Cumulative TREC newborn screening data were evaluated from 10 states plus the Navajo Nation involving ∼3 million newborns.
This was an epidemiologic and retrospective observational study based on states invited to submit SCID screening algorithms, test performance data, and deidentified clinical and laboratory information regarding infants screened and cases with nonnormal results. The data evaluated were collected from January 2008 through June 2013 (intervals for each program varied based on the actual initiation date of the program).
The newborn screening programs detected 52 infants with typical SCID (n = 42, 81%) or leaky SCID/Omenn syndrome (n = 10, 19%), generating an overall incidence of SCID at 1 in 58 000 infants. No cases of SCID were missed using the TREC-based newborn screening approach. The overall survival of SCID-affected infants was 87% (45 of 52) and survival for those who received hematopoietic stem cell transplantation, adenosine deaminase enzyme replacement, or gene therapy was 92% (45 of 49). The distribution of genetic defects associated with SCID in this nonbiased data set demonstrated that the incidence of X-linked SCID is less frequent than previous studies suggested (19% of all cases), whereas autosomal recessive SCID due to RAG1 defects (15%), interleukin-7 receptor defect (12%), and adenosine deaminase deficiency (11%) were more common. There were also 117 cases of T-cell lymphopenia attributable to other causes with the most common being congenital heart disease, other congenital anomalies, vascular leakage and hydrops, gastrointestinal anomalies, and 4 neonatal leukemias.
This study strengthens the case for SCID newborn screening because the incidence of SCID is higher than previously predicted and well within the range of disorders that qualify for newborn screening based on frequency. In addition, the favorable outcome from early intervention in SCID is supported by the treatment results observed in the management of SCID infants identified in this multistate newborn screening program. The TREC assay has proven to be excellent for detecting disorders associated with defected T-cell production as well as disorders with diminished circulating T cells.

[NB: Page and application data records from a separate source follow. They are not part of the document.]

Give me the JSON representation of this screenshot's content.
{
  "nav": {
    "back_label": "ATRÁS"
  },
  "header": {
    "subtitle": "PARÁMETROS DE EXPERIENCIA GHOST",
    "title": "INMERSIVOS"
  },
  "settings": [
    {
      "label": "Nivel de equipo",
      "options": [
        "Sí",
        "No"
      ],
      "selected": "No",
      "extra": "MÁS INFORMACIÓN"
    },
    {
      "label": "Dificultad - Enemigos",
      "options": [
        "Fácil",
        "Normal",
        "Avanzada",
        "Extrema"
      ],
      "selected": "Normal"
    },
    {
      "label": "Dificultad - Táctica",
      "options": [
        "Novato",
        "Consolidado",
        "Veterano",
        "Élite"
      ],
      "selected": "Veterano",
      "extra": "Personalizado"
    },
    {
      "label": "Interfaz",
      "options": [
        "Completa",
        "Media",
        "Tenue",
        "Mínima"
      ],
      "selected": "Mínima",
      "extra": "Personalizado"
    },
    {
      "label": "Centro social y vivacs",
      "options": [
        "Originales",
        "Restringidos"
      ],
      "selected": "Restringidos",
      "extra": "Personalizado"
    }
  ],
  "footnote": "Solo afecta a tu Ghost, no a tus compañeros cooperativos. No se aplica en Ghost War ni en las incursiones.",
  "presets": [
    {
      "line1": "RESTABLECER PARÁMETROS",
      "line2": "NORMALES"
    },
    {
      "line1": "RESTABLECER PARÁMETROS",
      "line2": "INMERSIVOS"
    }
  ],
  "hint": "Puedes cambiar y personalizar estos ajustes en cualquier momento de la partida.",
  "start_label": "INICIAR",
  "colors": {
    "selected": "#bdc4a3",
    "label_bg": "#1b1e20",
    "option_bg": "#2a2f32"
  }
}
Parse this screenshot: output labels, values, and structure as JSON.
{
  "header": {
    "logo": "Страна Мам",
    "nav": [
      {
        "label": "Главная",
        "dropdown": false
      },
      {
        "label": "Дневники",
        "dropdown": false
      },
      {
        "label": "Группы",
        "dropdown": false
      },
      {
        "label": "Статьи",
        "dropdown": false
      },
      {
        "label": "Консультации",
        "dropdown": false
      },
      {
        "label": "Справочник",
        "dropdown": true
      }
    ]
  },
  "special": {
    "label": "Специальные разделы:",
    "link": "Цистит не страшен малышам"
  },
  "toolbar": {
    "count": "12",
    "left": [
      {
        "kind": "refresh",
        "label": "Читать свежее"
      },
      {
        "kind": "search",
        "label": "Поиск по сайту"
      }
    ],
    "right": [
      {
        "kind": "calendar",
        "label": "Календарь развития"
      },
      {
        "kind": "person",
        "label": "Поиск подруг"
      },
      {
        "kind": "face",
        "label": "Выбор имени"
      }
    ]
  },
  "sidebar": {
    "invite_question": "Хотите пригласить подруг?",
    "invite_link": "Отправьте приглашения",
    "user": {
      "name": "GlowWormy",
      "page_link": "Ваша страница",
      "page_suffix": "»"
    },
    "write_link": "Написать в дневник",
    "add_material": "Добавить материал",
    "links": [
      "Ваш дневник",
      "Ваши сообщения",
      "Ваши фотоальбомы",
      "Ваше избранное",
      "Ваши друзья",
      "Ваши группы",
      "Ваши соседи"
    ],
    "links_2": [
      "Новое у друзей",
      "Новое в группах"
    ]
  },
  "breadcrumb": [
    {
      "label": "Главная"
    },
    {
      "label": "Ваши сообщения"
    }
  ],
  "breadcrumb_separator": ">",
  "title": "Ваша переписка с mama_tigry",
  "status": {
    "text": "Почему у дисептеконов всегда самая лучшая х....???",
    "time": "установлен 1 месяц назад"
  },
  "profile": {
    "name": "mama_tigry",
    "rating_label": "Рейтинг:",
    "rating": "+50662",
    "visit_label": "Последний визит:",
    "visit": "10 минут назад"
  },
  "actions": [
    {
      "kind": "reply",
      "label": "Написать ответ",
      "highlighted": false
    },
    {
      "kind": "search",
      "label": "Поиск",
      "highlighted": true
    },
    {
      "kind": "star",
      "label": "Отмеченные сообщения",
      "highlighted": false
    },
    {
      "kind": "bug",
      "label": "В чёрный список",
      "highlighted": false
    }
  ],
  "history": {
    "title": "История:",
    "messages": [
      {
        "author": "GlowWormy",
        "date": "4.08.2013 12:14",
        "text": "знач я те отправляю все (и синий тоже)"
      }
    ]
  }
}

This report further expands a previous report that was based exclusively on TREC newborn screening for SCID in California. The frequency of SCID in this initial report was confirmed in this larger study involving multiple states (1:58 000). The success of this program has resulted in additional states adding the TREC assay to their newborn screening program such that currently 90% of all newborns in the United States are now screened for SCID and other severe T-cell immunodeficiencies. In addition to the clear advantage of early intervention that comes with newborn disease detection, this screening program allows protective measures to be put in place, such as withholding live viral vaccines and avoidance of day-care settings until definitive therapy can be initiated. There remain a small number of newborns with abnormal TREC screening results and T-cell lymphopenia who do not appear to have a defined primary immunodeficiency, and the ultimate outcome in these infants remains to be clarified. It would be desirable to develop a more consistent approach to SCID newborn screening using the TREC assay and criteria for follow-up that focuses on preventing unnecessary referral to diminish the burden of heightened parental anxiety and the additional cost.
- Copyright © 2015 by the American Academy of Pediatrics